Secret modelling into just how many Australians would be affected by a proposed superannuation tax change has been ordered to be handed over.
The government has been given a week to hand over the Treasury forecasts or risk being in contempt of the Senate.
Last week, Treasurer Jim Chalmers announced plans to double the tax rate on superannuation balances over $3m from 15 to 30 per cent.
He described it as a modest change that would only impact 80,000 people, or 0.5 per cent of the population.
But he did not provide modelling on how many people in future years would be drawn into the higher tax rate, given the $3m threshold would not be indexed.
The Senate agreed to the order on late Wednesday afternoon. Picture: NCA NewsWire / Gary Ramage

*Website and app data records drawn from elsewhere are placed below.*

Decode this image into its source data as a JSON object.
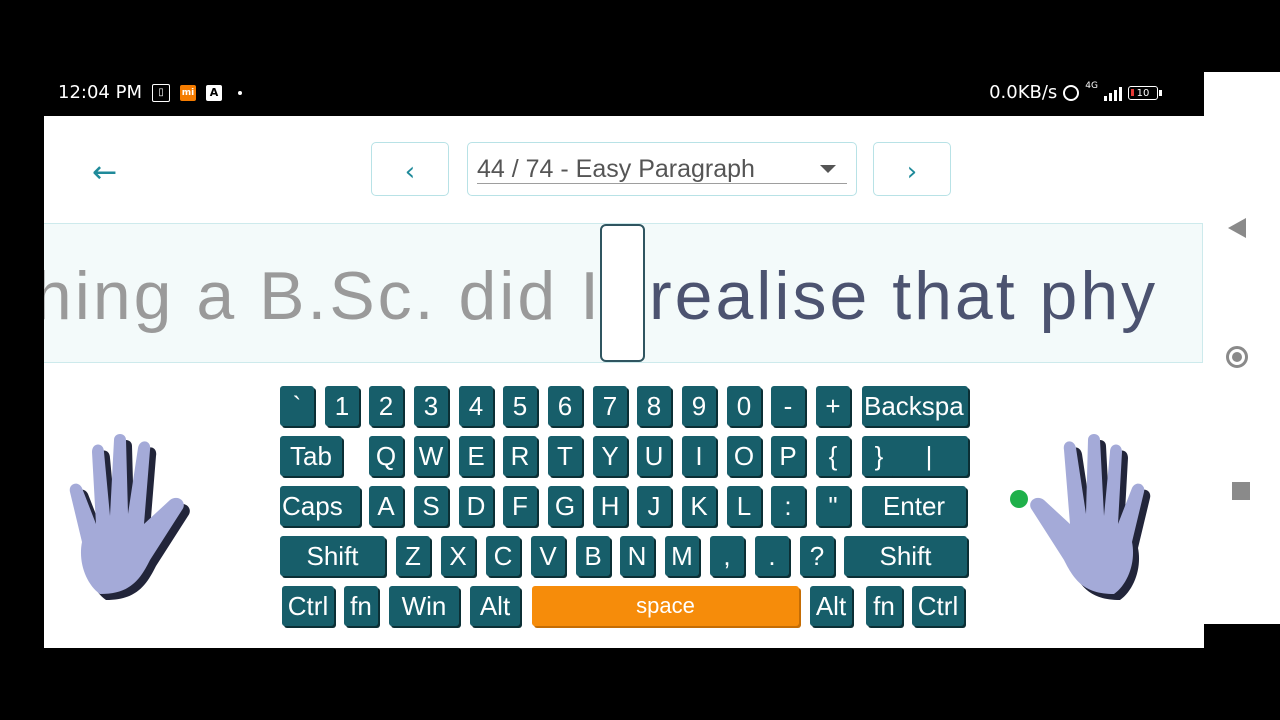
{
  "status_bar": {
    "time": "12:04 PM",
    "notif_a": "A",
    "net_speed": "0.0KB/s",
    "network": "4G",
    "battery": "10"
  },
  "header": {
    "prev_label": "‹",
    "next_label": "›",
    "lesson_selected": "44 / 74 - Easy Paragraph"
  },
  "practice": {
    "typed": "hing a B.Sc. did I",
    "upcoming": "realise that phy"
  },
  "keyboard": {
    "rows": [
      [
        "`",
        "1",
        "2",
        "3",
        "4",
        "5",
        "6",
        "7",
        "8",
        "9",
        "0",
        "-",
        "+",
        "Backspa"
      ],
      [
        "Tab",
        "Q",
        "W",
        "E",
        "R",
        "T",
        "Y",
        "U",
        "I",
        "O",
        "P",
        "{",
        "}",
        "|"
      ],
      [
        "Caps",
        "A",
        "S",
        "D",
        "F",
        "G",
        "H",
        "J",
        "K",
        "L",
        ":",
        "\"",
        "Enter"
      ],
      [
        "Shift",
        "Z",
        "X",
        "C",
        "V",
        "B",
        "N",
        "M",
        ",",
        ".",
        "?",
        "Shift"
      ],
      [
        "Ctrl",
        "fn",
        "Win",
        "Alt",
        "space",
        "Alt",
        "fn",
        "Ctrl"
      ]
    ]
  },
  "colors": {
    "key": "#175e6a",
    "space_key": "#f68c0a",
    "accent": "#1f8a9a",
    "hand": "#a4aad8",
    "finger_dot": "#1fb04a"
  }
}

On Monday, the government revealed the Treasury had forecast that one in 10 people retiring in 30 years time would have a superannuation balance above $3m.
The Senate order, agreed to on Wednesday afternoon 40-17, would require the government to hand over both sets of modelling.
The Coalition and the Greens voted in favour of the motion, alongside One Nation, the Jacqui Lambie Network and independent David Pocock.
Labor senators voted against the order. United Australia Party senator Ralph Babet did not vote.
If the government fails to table the modelling, the minister representing the Treasurer, Katy Gallagher, would be required to provide an explanation.
NCA NewsWire has contacted the Treasurer’s office for comment.
Peter Dutton has slammed the government for breaking an election promise. Picture: NCA NewsWire / Nikki Short
It comes as Opposition Leader Peter Dutton ramped up his attack on Prime Minister Anthony Albanese, accusing him of “lying through his teeth” and reheating policies from Labor’s 2019 election defeat.
“People now are seeing the agenda that basically (Bill) Shorten had, that they voted against in 2019, Albanese’s now rolling out,” he told 2GB.
“It is socialism. If your desire is to take money off people who have worked hard, sacrificed, put a bit aside for themselves and their kids – particularly for their retirement … if your view is ‘well they’ve done too well, we’re going to take it off them’, well that is wealth redistribution.
“They don’t realise how many younger people are affected.”